Drugs with similar effects (such as opioids and sedatives such as alcohol) can dangerously slow breathing. For drugs that have the opposite effect (such as opioids and stimulants),
you may have taken too much sedative because you may not be able to feel all the effects.
However, the body quickly begins to tolerate the drugs, so the same dose of the drug is less effective in relieving pain. Over time, as the body gets used to opioids, they also stop working. Over time, your body will get used to opioids, and they may no longer provide pain relief.
More About Opioids
But there are many other treatments for pain in place of opioids. They can help if you have severe short-term pain, such as after surgery for a bone fracture. They can also help you manage pain if you have a medical condition such as cancer. With careful use and under the direct supervision of a provider, they can effectively relieve pain.
Opioids can be part of an effective pain management plan, but to avoid side effects and the risk of dependence, you should only use them under the supervision of a doctor. If you need help with pain control, an anesthesiologist can work with you to ensure that your pain is under control while minimizing side effects and the risk of addiction. Combining opioids with other medications or non-drug treatments under the supervision of a doctor can improve pain relief and require lower opioid doses.
Opioids may not completely relieve pain, but they can improve your daily functions. Opioids can help relieve pain, but they also have some harmful side effects. Opioids are powerful drugs, but they are usually not the best treatment for long-term (chronic) pain such as arthritis, back pain, or frequent headaches.
Although opioids can help people control severe and acute pain in a short period of time, they are very addictive and can be abused.
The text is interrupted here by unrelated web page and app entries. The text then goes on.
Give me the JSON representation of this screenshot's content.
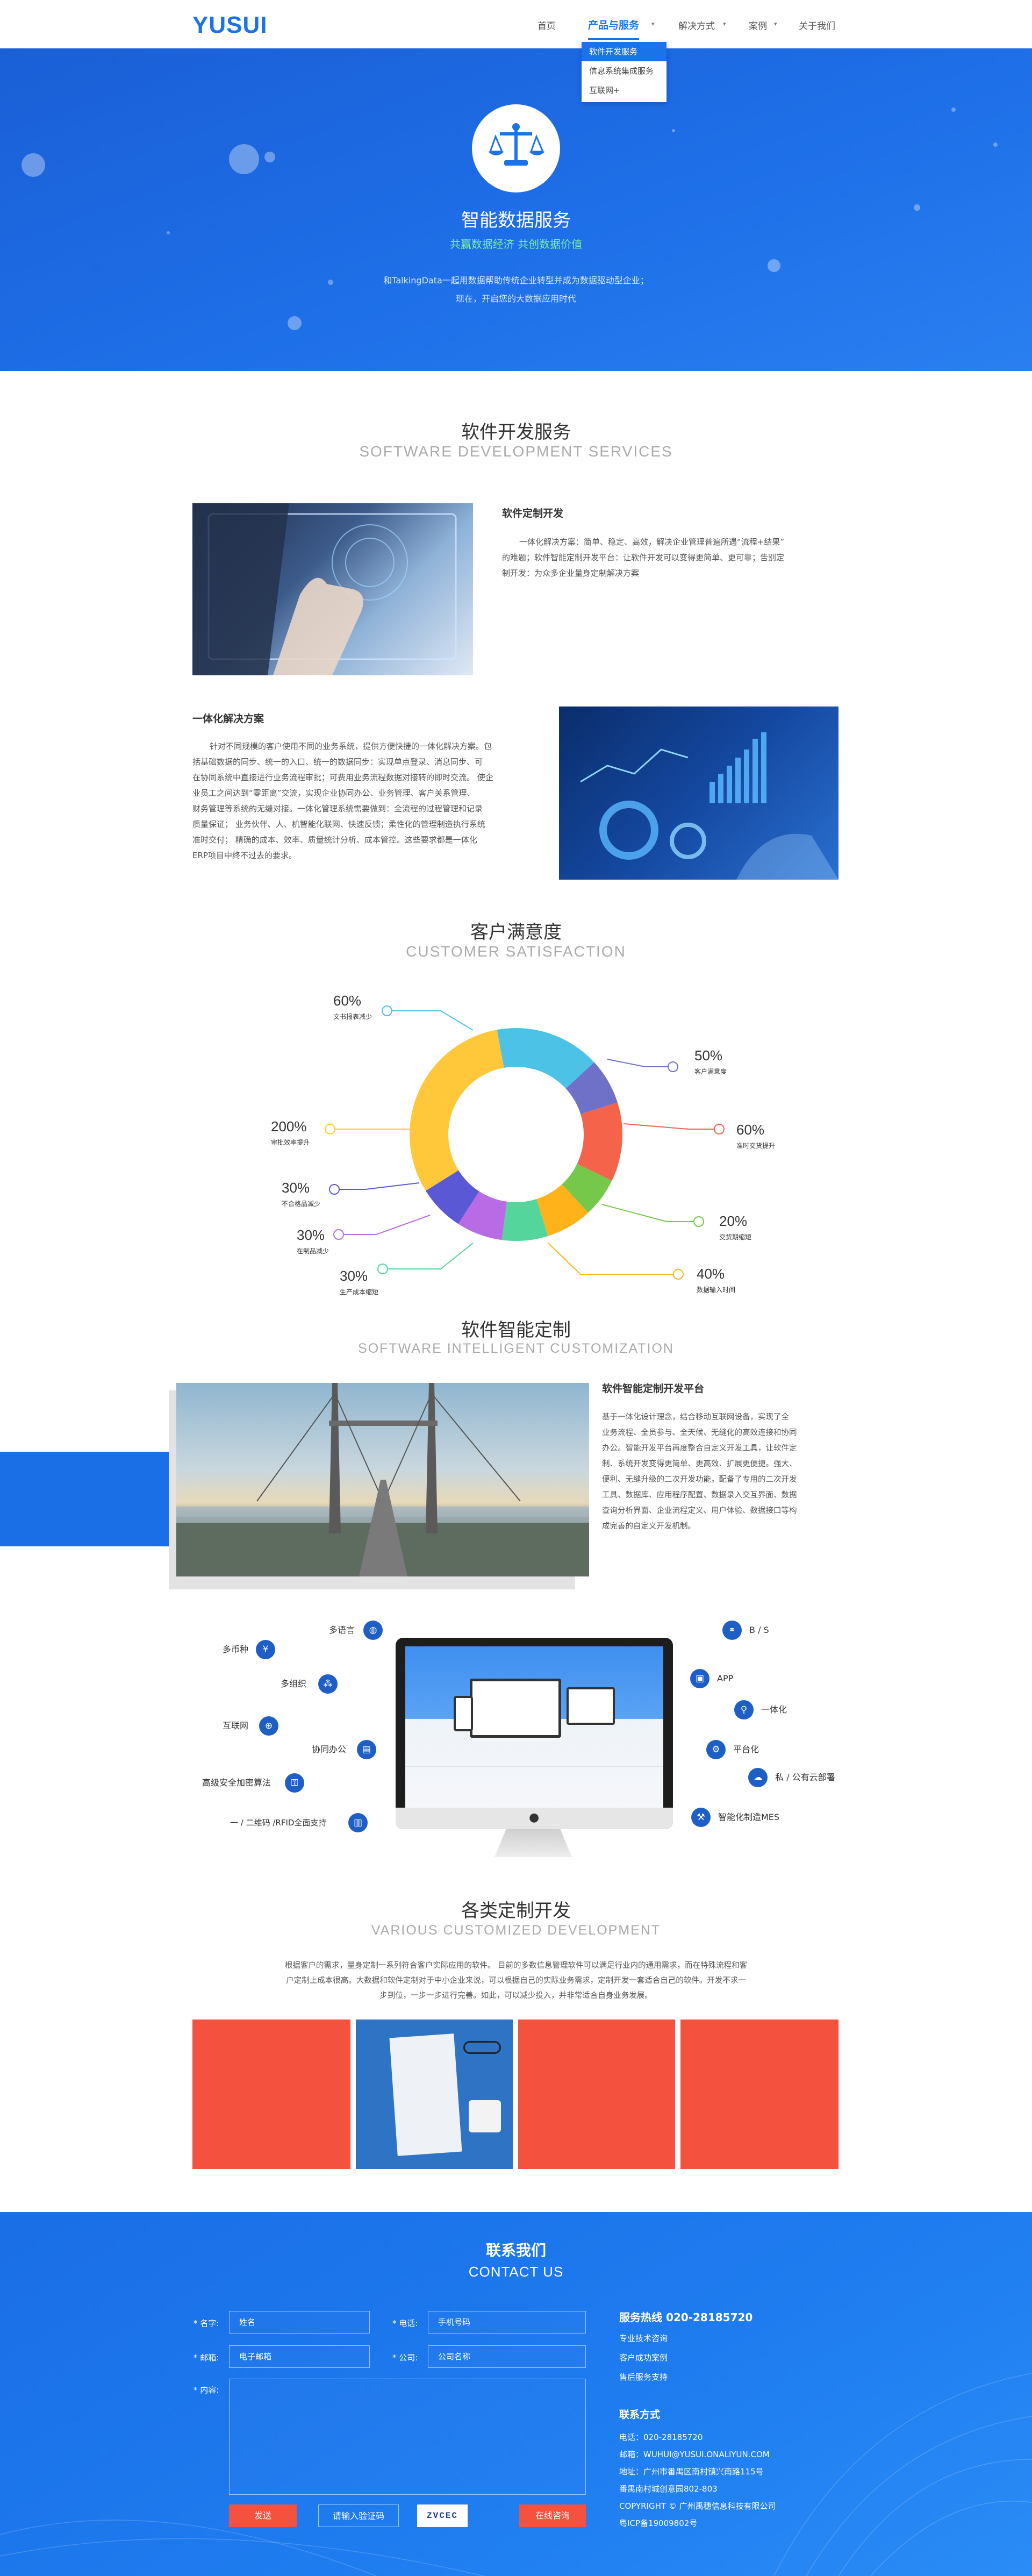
{
  "header": {
    "logo": "YUSUI",
    "nav": [
      "首页",
      "产品与服务",
      "解决方式",
      "案例",
      "关于我们"
    ],
    "dropdown": [
      "软件开发服务",
      "信息系统集成服务",
      "互联网+"
    ]
  },
  "hero": {
    "title": "智能数据服务",
    "subtitle": "共赢数据经济  共创数据价值",
    "desc1": "和TalkingData一起用数据帮助传统企业转型并成为数据驱动型企业；",
    "desc2": "现在，开启您的大数据应用时代"
  },
  "dev": {
    "title": "软件开发服务",
    "en": "SOFTWARE DEVELOPMENT SERVICES",
    "p1_title": "软件定制开发",
    "p1_lines": [
      "一体化解决方案：简单、稳定、高效，解决企业管理普遍所遇“流程+结果”",
      "的难题；软件智能定制开发平台：让软件开发可以变得更简单、更可靠；告别定",
      "制开发：为众多企业量身定制解决方案"
    ],
    "p2_title": "一体化解决方案",
    "p2_lines": [
      "针对不同规模的客户使用不同的业务系统，提供方便快捷的一体化解决方案。包",
      "括基础数据的同步、统一的入口、统一的数据同步：实现单点登录、消息同步、可",
      "在协同系统中直接进行业务流程审批；可费用业务流程数据对接转的即时交流。 使企",
      "业员工之间达到“零距离”交流，实现企业协同办公、业务管理、客户关系管理、",
      "财务管理等系统的无缝对接。一体化管理系统需要做到：全流程的过程管理和记录",
      "质量保证； 业务伙伴、人、机智能化联网、快速反馈；柔性化的管理制造执行系统",
      "准时交付； 精确的成本、效率、质量统计分析、成本管控。这些要求都是一体化",
      "ERP项目中终不过去的要求。"
    ]
  },
  "satisfaction": {
    "title": "客户满意度",
    "en": "CUSTOMER SATISFACTION"
  },
  "chart_data": {
    "type": "pie",
    "series": [
      {
        "values": [
          16,
          7,
          12,
          6,
          7,
          7,
          7,
          7,
          16,
          15
        ]
      }
    ],
    "colors": [
      "#4cc2e6",
      "#6f71c9",
      "#f4634a",
      "#76c84a",
      "#ffb21a",
      "#54d59b",
      "#b86be4",
      "#5b58d6",
      "#ffc83a",
      "#ffc83a"
    ],
    "labels": [
      {
        "pct": "60%",
        "name": "文书报表减少"
      },
      {
        "pct": "50%",
        "name": "客户满意度"
      },
      {
        "pct": "60%",
        "name": "准时交货提升"
      },
      {
        "pct": "20%",
        "name": "交货期缩短"
      },
      {
        "pct": "40%",
        "name": "数据输入时间"
      },
      {
        "pct": "30%",
        "name": "生产成本缩短"
      },
      {
        "pct": "30%",
        "name": "在制品减少"
      },
      {
        "pct": "30%",
        "name": "不合格品减少"
      },
      {
        "pct": "200%",
        "name": "审批效率提升"
      }
    ]
  },
  "smart": {
    "title": "软件智能定制",
    "en": "SOFTWARE INTELLIGENT CUSTOMIZATION",
    "p_title": "软件智能定制开发平台",
    "p_lines": [
      "基于一体化设计理念，结合移动互联网设备，实现了全",
      "业务流程、全员参与、全天候、无缝化的高效连接和协同",
      "办公。智能开发平台再度整合自定义开发工具，让软件定",
      "制、系统开发变得更简单、更高效、扩展更便捷。强大、",
      "便利、无缝升级的二次开发功能，配备了专用的二次开发",
      "工具、数据库、应用程序配置、数据录入交互界面、数据",
      "查询分析界面、企业流程定义、用户体验、数据接口等构",
      "成完善的自定义开发机制。"
    ],
    "left": [
      "多语言",
      "多币种",
      "多组织",
      "互联网",
      "协同办公",
      "高级安全加密算法",
      "一 / 二维码 /RFID全面支持"
    ],
    "right": [
      "B / S",
      "APP",
      "一体化",
      "平台化",
      "私 / 公有云部署",
      "智能化制造MES"
    ]
  },
  "custom": {
    "title": "各类定制开发",
    "en": "VARIOUS CUSTOMIZED DEVELOPMENT",
    "lines": [
      "根据客户的需求，量身定制一系列符合客户实际应用的软件。 目前的多数信息管理软件可以满足行业内的通用需求，而在特殊流程和客",
      "户定制上成本很高。大数据和软件定制对于中小企业来说，可以根据自己的实际业务需求，定制开发一套适合自己的软件。开发不求一",
      "步到位，一步一步进行完善。如此，可以减少投入，并非常适合自身业务发展。"
    ]
  },
  "contact": {
    "title": "联系我们",
    "en": "CONTACT US",
    "name_label": "* 名字:",
    "name_ph": "姓名",
    "phone_label": "* 电话:",
    "phone_ph": "手机号码",
    "email_label": "* 邮箱:",
    "email_ph": "电子邮箱",
    "company_label": "* 公司:",
    "company_ph": "公司名称",
    "content_label": "* 内容:",
    "send": "发送",
    "captcha_ph": "请输入验证码",
    "captcha": "ZVCEC",
    "online": "在线咨询",
    "hotline": "服务热线 020-28185720",
    "links": [
      "专业技术咨询",
      "客户成功案例",
      "售后服务支持"
    ],
    "info_title": "联系方式",
    "info": [
      "电话：020-28185720",
      "邮箱：WUHUI@YUSUI.ONALIYUN.COM",
      "地址：广州市番禺区南村镇兴南路115号",
      "番禺南村城创意园802-803",
      "COPYRIGHT © 广州禹穗信息科技有限公司",
      "粤ICP备19009802号"
    ]
  }
}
Prescription opioids used to relieve pain are usually safe for short-term use and as prescribed by a doctor, but they can be abused. Although they are effective in relieving pain, opioids are risky and can be addictive.
Finally, the role of opioids in chronic pain management is also influenced by the fact that these powerful pain relievers are associated with a significant number of side effects and complications. Some of the side effects of opioids can be mild, such as drowsiness and constipation, while others, including shallow breathing, slow heartbeats, and fainting, can be serious and could indicate an overdose. They can be severe enough to require discontinuation of opioids and contribute to inadequate dosage and inadequate analgesia. Less commonly, some of these drugs can cause heart and lung problems.
But low doses of these drugs can help relieve chronic low back pain, even if the patient is not sad or depressed. Opioids are commonly used as medicines because they contain chemicals that relax the body and relieve pain. Opioids are important drugs for the treatment of pain, opioid dependence, and terminal illnesses. But these drugs can also lead to physical dependence, abuse, and addiction.
Opioids include heroin and prescription drugs such as oxycodone and methadone. Opioids are a class of drugs found naturally in the opium poppy plant that act on the brain for a variety of effects, including pain relief with many of these drugs. Opioids can be prescription drugs often referred to as pain relievers, or they can be so-called street drugs like heroin.
Although painkillers can be helpful in relieving pain, they often come with a list of side effects that you should know about. Make sure to read up on your medications before taking them and consult your doctor if you have any questions or concerns.